The two front admin pockets are useful for small items, pens, the usual doodads. MOLLE on the front lets you strap on extra stuff.
Behind that lives a middle area, good for middle sized things (see where we are going here?)
This middle part can be cinched down into the back via the side straps if you are running less than a full load of the bag - it kind of accordions in there. It's a nice touch and useful.
The final and largest area of the pack is good for clothes & hygiene kit.
There is also an area for a 2nd hydration bladder to go if you want to rock 2 of them.
The main bladder space sits under the straps where the back panel is.
The neat thing here is that you can hold 2 waters at a time - if you were using the pack as a day bag during the hot season that could come in handy.
The flap that has the hose pass-through has enough room for both tubes, and a strap that keeps them separate.
Our Camelback 100-Oz Antidote Shorty fits in there nicely. There is a hanger hook in the bag, it's just not attached in this photo.
The bottom of the pack has a reinforced waterproof bottom, which is a nice touch and more useful than you might realize until you need it.
Two straps down there too for a bedroll if you want one. Also a good spot for wet poncho storage once the rain stops.
The strap which loops over the top of the bag can also be loosened enough to hold items too.
If you havent figured it out already, we think the Maxpedition Falcon-II is a great platform to start building an Emergency Kit Go Bag with.

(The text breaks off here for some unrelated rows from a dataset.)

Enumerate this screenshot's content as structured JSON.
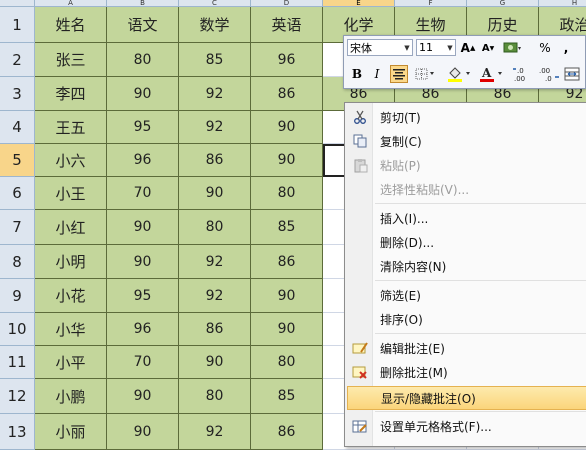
{
  "columns": [
    "A",
    "B",
    "C",
    "D",
    "E",
    "F",
    "G",
    "H"
  ],
  "rows": [
    "1",
    "2",
    "3",
    "4",
    "5",
    "6",
    "7",
    "8",
    "9",
    "10",
    "11",
    "12",
    "13"
  ],
  "headers": [
    "姓名",
    "语文",
    "数学",
    "英语",
    "化学",
    "生物",
    "历史",
    "政治"
  ],
  "data": [
    [
      "张三",
      "80",
      "85",
      "96"
    ],
    [
      "李四",
      "90",
      "92",
      "86",
      "86",
      "86",
      "86",
      "92"
    ],
    [
      "王五",
      "95",
      "92",
      "90"
    ],
    [
      "小六",
      "96",
      "86",
      "90"
    ],
    [
      "小王",
      "70",
      "90",
      "80"
    ],
    [
      "小红",
      "90",
      "80",
      "85"
    ],
    [
      "小明",
      "90",
      "92",
      "86"
    ],
    [
      "小花",
      "95",
      "92",
      "90"
    ],
    [
      "小华",
      "96",
      "86",
      "90"
    ],
    [
      "小平",
      "70",
      "90",
      "80"
    ],
    [
      "小鹏",
      "90",
      "80",
      "85"
    ],
    [
      "小丽",
      "90",
      "92",
      "86"
    ]
  ],
  "mini_toolbar": {
    "font_name": "宋体",
    "font_size": "11",
    "grow_font": "A",
    "shrink_font": "A",
    "percent": "%",
    "comma": ",",
    "bold": "B",
    "italic": "I",
    "increase_decimal": ".0→.00",
    "decrease_decimal": ".00→.0"
  },
  "context_menu": [
    {
      "label": "剪切(T)",
      "icon": "scissors-icon",
      "disabled": false
    },
    {
      "label": "复制(C)",
      "icon": "copy-icon",
      "disabled": false
    },
    {
      "label": "粘贴(P)",
      "icon": "paste-icon",
      "disabled": true
    },
    {
      "label": "选择性粘贴(V)...",
      "icon": "",
      "disabled": true
    },
    {
      "label": "插入(I)...",
      "icon": "",
      "disabled": false
    },
    {
      "label": "删除(D)...",
      "icon": "",
      "disabled": false
    },
    {
      "label": "清除内容(N)",
      "icon": "",
      "disabled": false
    },
    {
      "label": "筛选(E)",
      "icon": "",
      "disabled": false
    },
    {
      "label": "排序(O)",
      "icon": "",
      "disabled": false
    },
    {
      "label": "编辑批注(E)",
      "icon": "edit-comment-icon",
      "disabled": false
    },
    {
      "label": "删除批注(M)",
      "icon": "delete-comment-icon",
      "disabled": false
    },
    {
      "label": "显示/隐藏批注(O)",
      "icon": "",
      "disabled": false,
      "highlighted": true
    },
    {
      "label": "设置单元格格式(F)...",
      "icon": "format-cells-icon",
      "disabled": false
    }
  ],
  "colors": {
    "cell_fill": "#c3d69b",
    "header_selected": "#f8d58a",
    "menu_highlight": "#fbd57b"
  }
}
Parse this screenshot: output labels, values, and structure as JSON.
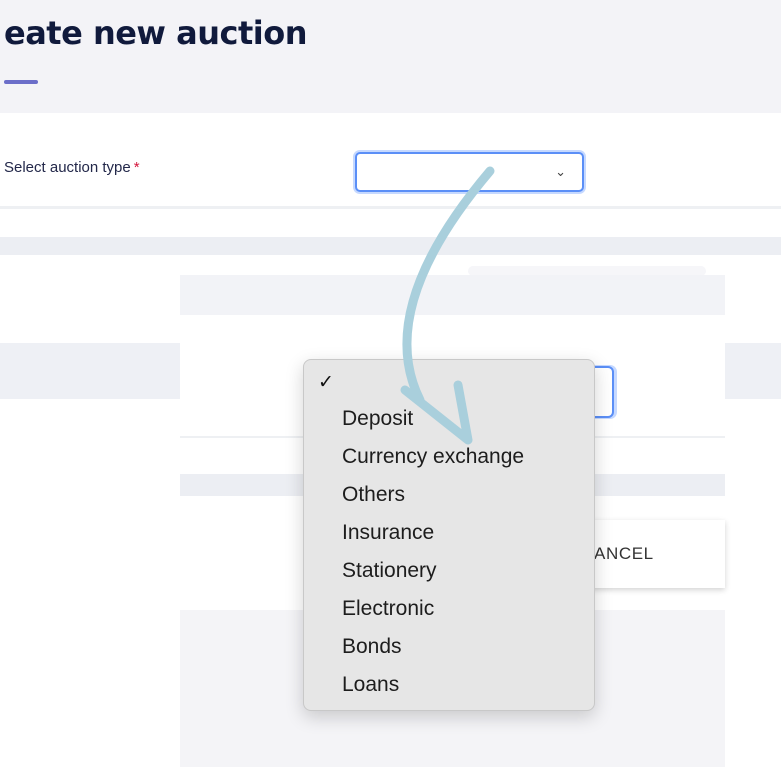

It's easy to expand its capability if you need it, but big enough on its own to get you most of the way there if not all they way there (if minimalism is your thing) especially since weight is such an important consideration.
Having a smaller bag ensures you don't over-load it, keeping it at a reasonable and functional weight for the average person.